Component data from apps and pages:

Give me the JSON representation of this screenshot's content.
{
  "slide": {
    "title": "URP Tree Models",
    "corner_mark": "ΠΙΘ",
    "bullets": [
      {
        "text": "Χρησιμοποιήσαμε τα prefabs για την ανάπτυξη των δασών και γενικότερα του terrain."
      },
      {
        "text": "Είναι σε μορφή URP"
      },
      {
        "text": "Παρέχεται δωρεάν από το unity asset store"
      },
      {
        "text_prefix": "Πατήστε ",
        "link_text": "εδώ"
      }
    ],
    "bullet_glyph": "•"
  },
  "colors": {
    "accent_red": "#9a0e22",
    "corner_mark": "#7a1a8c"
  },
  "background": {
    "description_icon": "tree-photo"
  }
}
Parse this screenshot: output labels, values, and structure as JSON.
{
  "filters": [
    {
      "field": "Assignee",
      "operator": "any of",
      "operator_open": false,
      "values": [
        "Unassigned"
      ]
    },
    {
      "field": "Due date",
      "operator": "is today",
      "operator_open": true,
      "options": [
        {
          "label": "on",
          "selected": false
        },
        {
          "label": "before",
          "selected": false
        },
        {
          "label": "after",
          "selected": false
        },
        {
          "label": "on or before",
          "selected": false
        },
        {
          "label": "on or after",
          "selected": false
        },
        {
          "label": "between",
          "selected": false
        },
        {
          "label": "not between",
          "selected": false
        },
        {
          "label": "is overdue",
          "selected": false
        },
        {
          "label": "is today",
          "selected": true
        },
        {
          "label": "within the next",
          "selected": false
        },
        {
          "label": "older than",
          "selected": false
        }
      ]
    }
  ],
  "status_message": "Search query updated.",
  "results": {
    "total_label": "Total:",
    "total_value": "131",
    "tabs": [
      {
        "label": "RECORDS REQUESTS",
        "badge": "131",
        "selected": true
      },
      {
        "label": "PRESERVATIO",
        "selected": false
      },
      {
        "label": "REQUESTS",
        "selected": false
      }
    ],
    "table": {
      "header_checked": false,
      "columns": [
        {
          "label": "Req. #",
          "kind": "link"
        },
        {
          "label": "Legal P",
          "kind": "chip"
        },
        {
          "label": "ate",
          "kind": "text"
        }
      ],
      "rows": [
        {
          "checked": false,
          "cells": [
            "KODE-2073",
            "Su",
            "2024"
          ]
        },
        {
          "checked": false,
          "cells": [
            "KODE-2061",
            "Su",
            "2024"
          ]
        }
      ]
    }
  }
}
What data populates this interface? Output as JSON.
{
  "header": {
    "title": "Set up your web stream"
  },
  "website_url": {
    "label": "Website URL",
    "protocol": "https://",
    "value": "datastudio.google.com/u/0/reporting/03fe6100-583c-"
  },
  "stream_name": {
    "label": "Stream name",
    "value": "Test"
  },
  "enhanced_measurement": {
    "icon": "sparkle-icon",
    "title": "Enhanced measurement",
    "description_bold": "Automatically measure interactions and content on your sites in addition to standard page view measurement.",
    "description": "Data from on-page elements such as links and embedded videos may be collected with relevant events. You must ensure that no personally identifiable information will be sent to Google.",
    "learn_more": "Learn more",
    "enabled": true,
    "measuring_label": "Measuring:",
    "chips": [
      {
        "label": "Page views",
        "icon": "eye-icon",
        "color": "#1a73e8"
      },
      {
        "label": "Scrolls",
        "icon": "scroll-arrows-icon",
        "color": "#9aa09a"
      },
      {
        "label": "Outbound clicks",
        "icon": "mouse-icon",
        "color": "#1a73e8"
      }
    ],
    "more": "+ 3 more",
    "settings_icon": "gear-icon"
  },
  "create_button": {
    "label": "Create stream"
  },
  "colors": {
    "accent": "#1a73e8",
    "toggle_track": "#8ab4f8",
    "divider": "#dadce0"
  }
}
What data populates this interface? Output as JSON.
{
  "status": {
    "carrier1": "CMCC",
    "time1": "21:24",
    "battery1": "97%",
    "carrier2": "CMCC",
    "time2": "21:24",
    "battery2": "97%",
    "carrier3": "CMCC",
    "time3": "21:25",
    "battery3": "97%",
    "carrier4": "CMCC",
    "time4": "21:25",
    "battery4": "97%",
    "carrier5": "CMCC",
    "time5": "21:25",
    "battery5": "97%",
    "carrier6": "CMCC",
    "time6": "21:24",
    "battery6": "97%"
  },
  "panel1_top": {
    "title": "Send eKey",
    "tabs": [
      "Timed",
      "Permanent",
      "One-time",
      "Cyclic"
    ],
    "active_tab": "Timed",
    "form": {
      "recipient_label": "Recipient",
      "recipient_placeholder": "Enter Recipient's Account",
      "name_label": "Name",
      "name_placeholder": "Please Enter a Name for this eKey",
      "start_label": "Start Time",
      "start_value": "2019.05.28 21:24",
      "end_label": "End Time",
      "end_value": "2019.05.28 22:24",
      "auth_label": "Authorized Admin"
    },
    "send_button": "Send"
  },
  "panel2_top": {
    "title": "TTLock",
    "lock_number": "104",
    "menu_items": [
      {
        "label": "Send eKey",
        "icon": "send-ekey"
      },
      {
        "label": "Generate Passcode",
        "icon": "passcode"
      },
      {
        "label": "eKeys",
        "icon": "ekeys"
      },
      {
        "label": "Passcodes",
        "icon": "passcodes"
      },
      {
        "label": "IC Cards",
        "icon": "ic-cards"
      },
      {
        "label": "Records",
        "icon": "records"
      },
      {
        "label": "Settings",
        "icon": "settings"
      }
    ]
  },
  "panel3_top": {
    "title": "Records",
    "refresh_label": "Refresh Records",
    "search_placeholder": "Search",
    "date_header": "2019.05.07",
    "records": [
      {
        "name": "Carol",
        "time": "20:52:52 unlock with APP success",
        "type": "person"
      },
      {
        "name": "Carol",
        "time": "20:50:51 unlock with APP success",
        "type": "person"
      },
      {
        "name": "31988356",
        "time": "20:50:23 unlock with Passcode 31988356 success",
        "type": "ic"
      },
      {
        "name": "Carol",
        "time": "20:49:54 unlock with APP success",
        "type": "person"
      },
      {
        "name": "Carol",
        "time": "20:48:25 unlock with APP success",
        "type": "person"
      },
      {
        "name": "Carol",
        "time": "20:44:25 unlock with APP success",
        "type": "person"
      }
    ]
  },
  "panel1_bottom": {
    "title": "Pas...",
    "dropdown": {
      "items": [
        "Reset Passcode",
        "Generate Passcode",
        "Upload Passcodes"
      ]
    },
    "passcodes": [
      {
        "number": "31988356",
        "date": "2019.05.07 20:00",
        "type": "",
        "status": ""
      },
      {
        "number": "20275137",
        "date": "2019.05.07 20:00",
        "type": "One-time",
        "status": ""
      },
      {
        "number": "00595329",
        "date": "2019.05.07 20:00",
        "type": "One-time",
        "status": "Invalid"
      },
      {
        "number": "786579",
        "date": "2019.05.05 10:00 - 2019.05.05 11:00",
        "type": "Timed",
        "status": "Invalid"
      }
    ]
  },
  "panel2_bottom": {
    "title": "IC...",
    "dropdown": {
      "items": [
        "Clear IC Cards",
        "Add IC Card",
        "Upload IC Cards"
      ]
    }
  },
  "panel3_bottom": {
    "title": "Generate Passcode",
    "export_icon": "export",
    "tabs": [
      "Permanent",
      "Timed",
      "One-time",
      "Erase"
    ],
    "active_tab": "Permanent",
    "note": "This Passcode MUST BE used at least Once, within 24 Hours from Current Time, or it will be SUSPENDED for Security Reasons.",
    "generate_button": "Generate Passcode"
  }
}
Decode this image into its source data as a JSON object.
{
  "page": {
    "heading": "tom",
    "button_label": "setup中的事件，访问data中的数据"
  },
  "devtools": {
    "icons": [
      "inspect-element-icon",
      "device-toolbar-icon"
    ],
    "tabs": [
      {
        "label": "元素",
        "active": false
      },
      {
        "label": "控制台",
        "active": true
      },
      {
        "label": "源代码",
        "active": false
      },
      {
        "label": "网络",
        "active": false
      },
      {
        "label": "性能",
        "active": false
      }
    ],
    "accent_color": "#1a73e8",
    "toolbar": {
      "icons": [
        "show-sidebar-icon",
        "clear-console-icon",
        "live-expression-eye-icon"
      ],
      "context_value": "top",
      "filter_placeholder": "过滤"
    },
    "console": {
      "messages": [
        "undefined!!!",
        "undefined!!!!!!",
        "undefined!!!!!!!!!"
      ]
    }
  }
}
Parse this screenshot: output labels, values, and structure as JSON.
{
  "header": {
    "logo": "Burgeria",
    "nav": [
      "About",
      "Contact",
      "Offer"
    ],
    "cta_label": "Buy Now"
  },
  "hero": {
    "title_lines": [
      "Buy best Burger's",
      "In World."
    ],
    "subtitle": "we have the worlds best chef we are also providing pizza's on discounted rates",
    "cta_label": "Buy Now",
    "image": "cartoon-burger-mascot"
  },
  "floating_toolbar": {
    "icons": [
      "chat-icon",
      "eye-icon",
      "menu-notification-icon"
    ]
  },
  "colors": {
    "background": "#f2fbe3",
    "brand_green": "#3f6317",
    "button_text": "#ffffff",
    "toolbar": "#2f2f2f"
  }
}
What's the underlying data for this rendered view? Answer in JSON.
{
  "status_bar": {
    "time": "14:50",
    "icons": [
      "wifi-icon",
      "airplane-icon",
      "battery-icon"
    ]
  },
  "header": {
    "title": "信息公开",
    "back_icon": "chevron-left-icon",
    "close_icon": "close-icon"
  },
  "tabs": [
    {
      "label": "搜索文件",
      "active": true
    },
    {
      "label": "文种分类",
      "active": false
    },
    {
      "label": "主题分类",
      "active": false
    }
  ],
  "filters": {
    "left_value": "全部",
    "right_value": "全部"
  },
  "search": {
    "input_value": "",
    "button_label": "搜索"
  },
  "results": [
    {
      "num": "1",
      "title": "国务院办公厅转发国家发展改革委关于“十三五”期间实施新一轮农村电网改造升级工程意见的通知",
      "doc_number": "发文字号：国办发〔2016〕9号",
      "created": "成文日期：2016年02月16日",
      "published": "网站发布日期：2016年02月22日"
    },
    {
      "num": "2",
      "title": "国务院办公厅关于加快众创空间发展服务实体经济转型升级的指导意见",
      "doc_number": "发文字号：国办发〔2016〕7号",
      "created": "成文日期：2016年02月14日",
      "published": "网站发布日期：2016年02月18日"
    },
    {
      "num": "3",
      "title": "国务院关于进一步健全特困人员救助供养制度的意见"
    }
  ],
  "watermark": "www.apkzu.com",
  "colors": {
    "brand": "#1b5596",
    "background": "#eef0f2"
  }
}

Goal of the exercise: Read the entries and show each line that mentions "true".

Written response:
      "operator_open": true,
          "selected": true
        "selected": true
    "enabled": true,
        "active": true
      "active": true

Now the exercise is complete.